■ Problem details
Copy each record below faithfully, leaving out images.

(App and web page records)
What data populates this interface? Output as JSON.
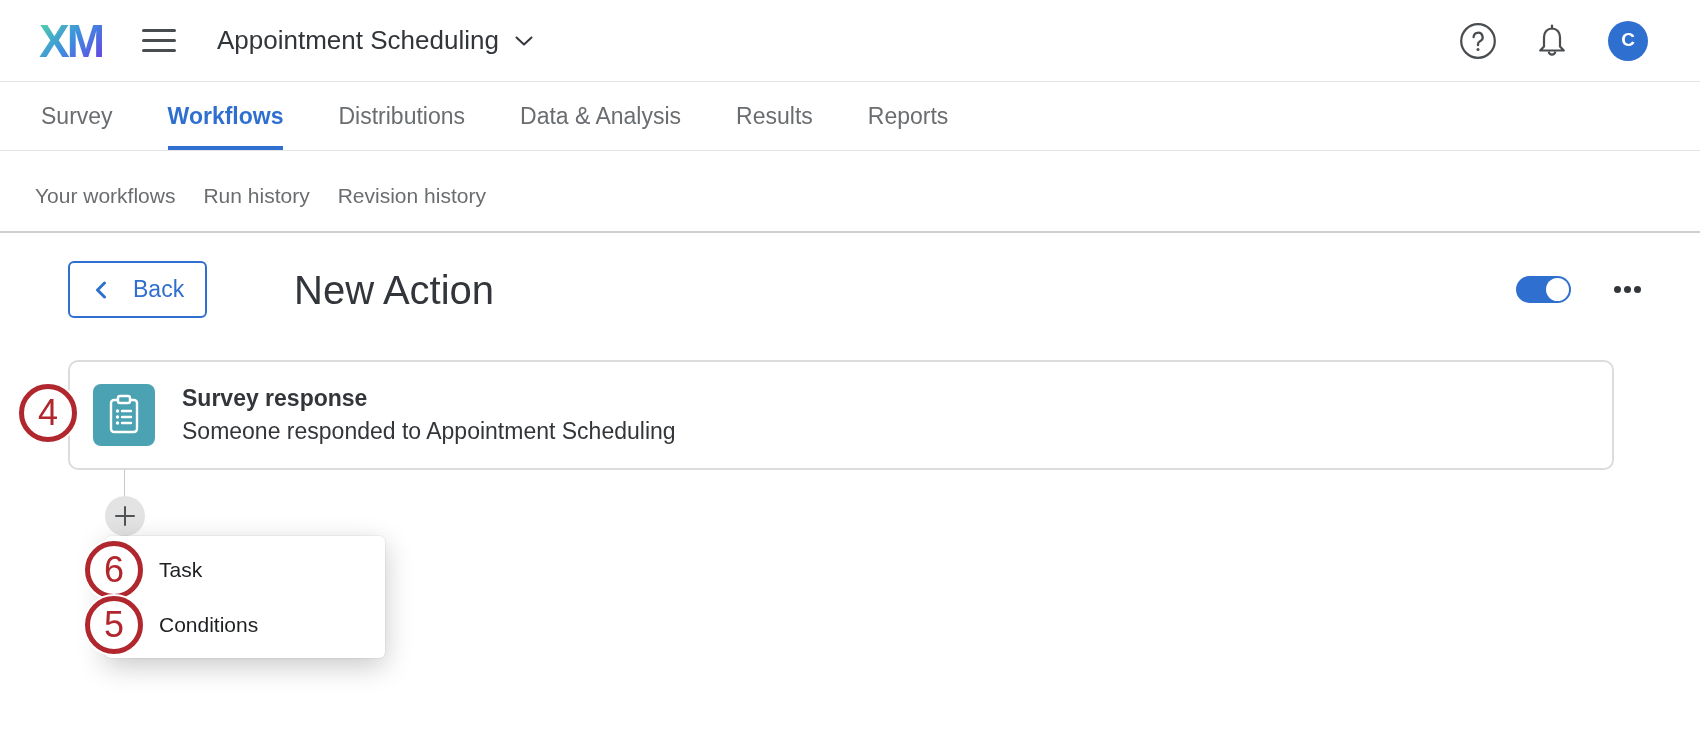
{
  "top_bar": {
    "logo": "XM",
    "project_title": "Appointment Scheduling",
    "avatar_initial": "C"
  },
  "tabs": [
    {
      "label": "Survey",
      "selected": false
    },
    {
      "label": "Workflows",
      "selected": true
    },
    {
      "label": "Distributions",
      "selected": false
    },
    {
      "label": "Data & Analysis",
      "selected": false
    },
    {
      "label": "Results",
      "selected": false
    },
    {
      "label": "Reports",
      "selected": false
    }
  ],
  "sub_nav": [
    "Your workflows",
    "Run history",
    "Revision history"
  ],
  "action_header": {
    "back_label": "Back",
    "title": "New Action",
    "on": true
  },
  "trigger_card": {
    "title": "Survey response",
    "description": "Someone responded to Appointment Scheduling",
    "callout": "4"
  },
  "add_menu": {
    "expanded": true,
    "items": [
      {
        "label": "Task",
        "callout": "6"
      },
      {
        "label": "Conditions",
        "callout": "5"
      }
    ]
  }
}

■ Result of the exercise
What data populates this interface? Output as JSON.
{
  "top_bar": {
    "logo": "XM",
    "project_title": "Appointment Scheduling",
    "avatar_initial": "C"
  },
  "tabs": [
    {
      "label": "Survey",
      "selected": false
    },
    {
      "label": "Workflows",
      "selected": true
    },
    {
      "label": "Distributions",
      "selected": false
    },
    {
      "label": "Data & Analysis",
      "selected": false
    },
    {
      "label": "Results",
      "selected": false
    },
    {
      "label": "Reports",
      "selected": false
    }
  ],
  "sub_nav": [
    "Your workflows",
    "Run history",
    "Revision history"
  ],
  "action_header": {
    "back_label": "Back",
    "title": "New Action",
    "on": true
  },
  "trigger_card": {
    "title": "Survey response",
    "description": "Someone responded to Appointment Scheduling",
    "callout": "4"
  },
  "add_menu": {
    "expanded": true,
    "items": [
      {
        "label": "Task",
        "callout": "6"
      },
      {
        "label": "Conditions",
        "callout": "5"
      }
    ]
  }
}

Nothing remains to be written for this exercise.